loading  Checking for direct PDF access through Ovid



For the prevention of nausea/vomiting during anthracyline/cyclophosphamide (CPA) therapy for breast cancer, the use of aprepitant (AP) combined with serotonin antagonist and dexamethasone is recommended. It has been reported that AP does not influence AUC's of 4-hydro-cyclophosphamide, an active metabolite of CPA and DCE, a CPA-metabolite causing nephrotoxicity. Although, in the previous clinical reports for anthracyline/CPA, the toxicities were not significant in patients who were given AP, compared with those without AP, we have experienced several cases of severe hyponatremia probably caused by AP. Occurrence of hyponatremia during chemotherapy might be an issue to be cautious.


We investigated serum levels of Na in 67 breast cancer patients who received CPA-combined therapy with the use of AP or not. They all received 600 mg/m2 of CPA combined with either of doxorubicine, epirubicin, or docetaxel. Their prior electrolytes were to be within the normal range. In the first cycle, we evaluated serum Na levels before the CPA start and those of 24 h after. We defined a serum Na level lower than 135 mEq/l as ‘hyponatremia’.

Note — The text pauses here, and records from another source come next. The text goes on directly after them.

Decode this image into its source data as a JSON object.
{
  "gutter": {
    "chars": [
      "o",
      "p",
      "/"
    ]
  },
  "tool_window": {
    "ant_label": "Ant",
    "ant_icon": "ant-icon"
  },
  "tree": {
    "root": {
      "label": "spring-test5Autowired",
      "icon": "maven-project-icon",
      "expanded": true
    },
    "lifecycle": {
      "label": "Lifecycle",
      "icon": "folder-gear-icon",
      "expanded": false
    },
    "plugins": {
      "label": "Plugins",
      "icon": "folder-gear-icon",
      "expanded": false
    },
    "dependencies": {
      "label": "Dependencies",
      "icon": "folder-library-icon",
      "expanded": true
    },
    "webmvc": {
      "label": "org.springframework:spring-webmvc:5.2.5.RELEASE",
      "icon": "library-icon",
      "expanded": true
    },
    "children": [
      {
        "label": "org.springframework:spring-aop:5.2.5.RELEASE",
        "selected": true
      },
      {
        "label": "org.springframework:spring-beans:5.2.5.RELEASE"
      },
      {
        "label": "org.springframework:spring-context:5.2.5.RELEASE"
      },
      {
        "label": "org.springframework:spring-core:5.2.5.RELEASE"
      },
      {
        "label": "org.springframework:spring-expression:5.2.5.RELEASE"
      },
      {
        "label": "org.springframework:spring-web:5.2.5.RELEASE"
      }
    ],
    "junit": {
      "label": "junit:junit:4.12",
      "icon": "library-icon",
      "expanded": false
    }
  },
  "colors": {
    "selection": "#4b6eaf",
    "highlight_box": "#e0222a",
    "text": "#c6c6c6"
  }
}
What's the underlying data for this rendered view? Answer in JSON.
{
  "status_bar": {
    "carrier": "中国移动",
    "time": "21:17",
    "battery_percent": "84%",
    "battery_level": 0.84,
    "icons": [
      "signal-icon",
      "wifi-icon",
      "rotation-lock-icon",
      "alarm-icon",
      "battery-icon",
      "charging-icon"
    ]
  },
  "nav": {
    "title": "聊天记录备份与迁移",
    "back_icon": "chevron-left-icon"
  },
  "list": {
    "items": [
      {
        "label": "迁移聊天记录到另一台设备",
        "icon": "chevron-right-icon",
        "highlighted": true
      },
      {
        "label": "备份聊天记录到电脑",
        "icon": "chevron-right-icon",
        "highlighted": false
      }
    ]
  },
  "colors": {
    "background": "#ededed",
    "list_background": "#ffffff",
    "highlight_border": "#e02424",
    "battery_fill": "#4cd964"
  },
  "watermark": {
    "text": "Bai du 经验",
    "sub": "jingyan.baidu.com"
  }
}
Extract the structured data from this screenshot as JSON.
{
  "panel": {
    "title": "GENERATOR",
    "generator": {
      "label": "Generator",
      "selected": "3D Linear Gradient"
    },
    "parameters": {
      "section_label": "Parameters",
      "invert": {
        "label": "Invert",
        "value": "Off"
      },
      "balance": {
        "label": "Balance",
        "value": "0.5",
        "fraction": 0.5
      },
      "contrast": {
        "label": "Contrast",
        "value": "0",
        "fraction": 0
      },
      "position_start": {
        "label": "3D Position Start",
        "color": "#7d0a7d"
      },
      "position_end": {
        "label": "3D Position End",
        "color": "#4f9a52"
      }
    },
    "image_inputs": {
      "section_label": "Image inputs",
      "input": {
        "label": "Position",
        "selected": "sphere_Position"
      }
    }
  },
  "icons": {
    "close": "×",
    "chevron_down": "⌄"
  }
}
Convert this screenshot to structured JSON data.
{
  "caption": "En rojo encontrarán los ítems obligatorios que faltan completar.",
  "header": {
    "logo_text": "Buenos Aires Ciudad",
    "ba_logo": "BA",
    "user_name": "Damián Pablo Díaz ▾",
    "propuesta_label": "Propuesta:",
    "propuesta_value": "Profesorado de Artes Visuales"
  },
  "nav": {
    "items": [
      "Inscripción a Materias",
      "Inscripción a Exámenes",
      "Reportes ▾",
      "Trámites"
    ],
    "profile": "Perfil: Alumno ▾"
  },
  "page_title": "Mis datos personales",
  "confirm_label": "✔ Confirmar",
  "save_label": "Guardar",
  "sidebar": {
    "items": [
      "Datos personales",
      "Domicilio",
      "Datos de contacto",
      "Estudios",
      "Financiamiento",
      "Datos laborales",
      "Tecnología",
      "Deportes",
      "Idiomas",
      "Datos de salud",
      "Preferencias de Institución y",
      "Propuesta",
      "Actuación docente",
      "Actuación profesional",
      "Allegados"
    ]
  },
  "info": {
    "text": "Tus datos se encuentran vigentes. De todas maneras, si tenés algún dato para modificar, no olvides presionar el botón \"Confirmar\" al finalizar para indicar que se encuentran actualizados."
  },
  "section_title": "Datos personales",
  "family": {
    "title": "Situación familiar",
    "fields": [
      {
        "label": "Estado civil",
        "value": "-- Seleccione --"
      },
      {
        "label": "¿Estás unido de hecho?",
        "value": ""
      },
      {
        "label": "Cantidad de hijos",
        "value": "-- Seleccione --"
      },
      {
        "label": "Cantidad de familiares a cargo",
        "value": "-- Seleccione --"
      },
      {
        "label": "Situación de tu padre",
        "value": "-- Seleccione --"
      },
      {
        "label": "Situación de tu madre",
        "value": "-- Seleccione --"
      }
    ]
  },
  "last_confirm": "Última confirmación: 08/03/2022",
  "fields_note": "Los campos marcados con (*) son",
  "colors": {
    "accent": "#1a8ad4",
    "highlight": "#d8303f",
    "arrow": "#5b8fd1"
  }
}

The background between the two groups, with AP and without AP, was comparable, in whom the prior Na levels were 140.0 ± 1.97 and 140.1 ± 1.88 mEq/l, in the AP group and in the non-AP group, respectively. The chemotherapies including CPA, the clinical stages, the uses of serotonin-receptor antagonist and dexamethasone were comparable between the two groups. Hyponatremia occurred in 11 of 42 (26.2%) patients in the AP group, whereas 2 of 25 patients (8.0%) in the non-AP group. Since the rate in the non-AP group was comparable with the previous reports, hyponetremia seemed to occur frequently in the AP group. The average Na level at 24 h after chemotherapy was 136.429 ± 3.94 mEq/L in the AP group and 138.68 ± 3.05 mEq/l in the non-AP group, respectively. Among 11 patients who developed hyponateremia, they were resolved within 48 h without any treatments in 10 patients and only one needed the Na replacement. The patient did not develop hyponatremia without using AP in the third cycle.


According to our cohort study, AP might frequently cause hyponatremia in the CPA-combined chemotherapy.

Related Topics

    loading  Loading Related Articles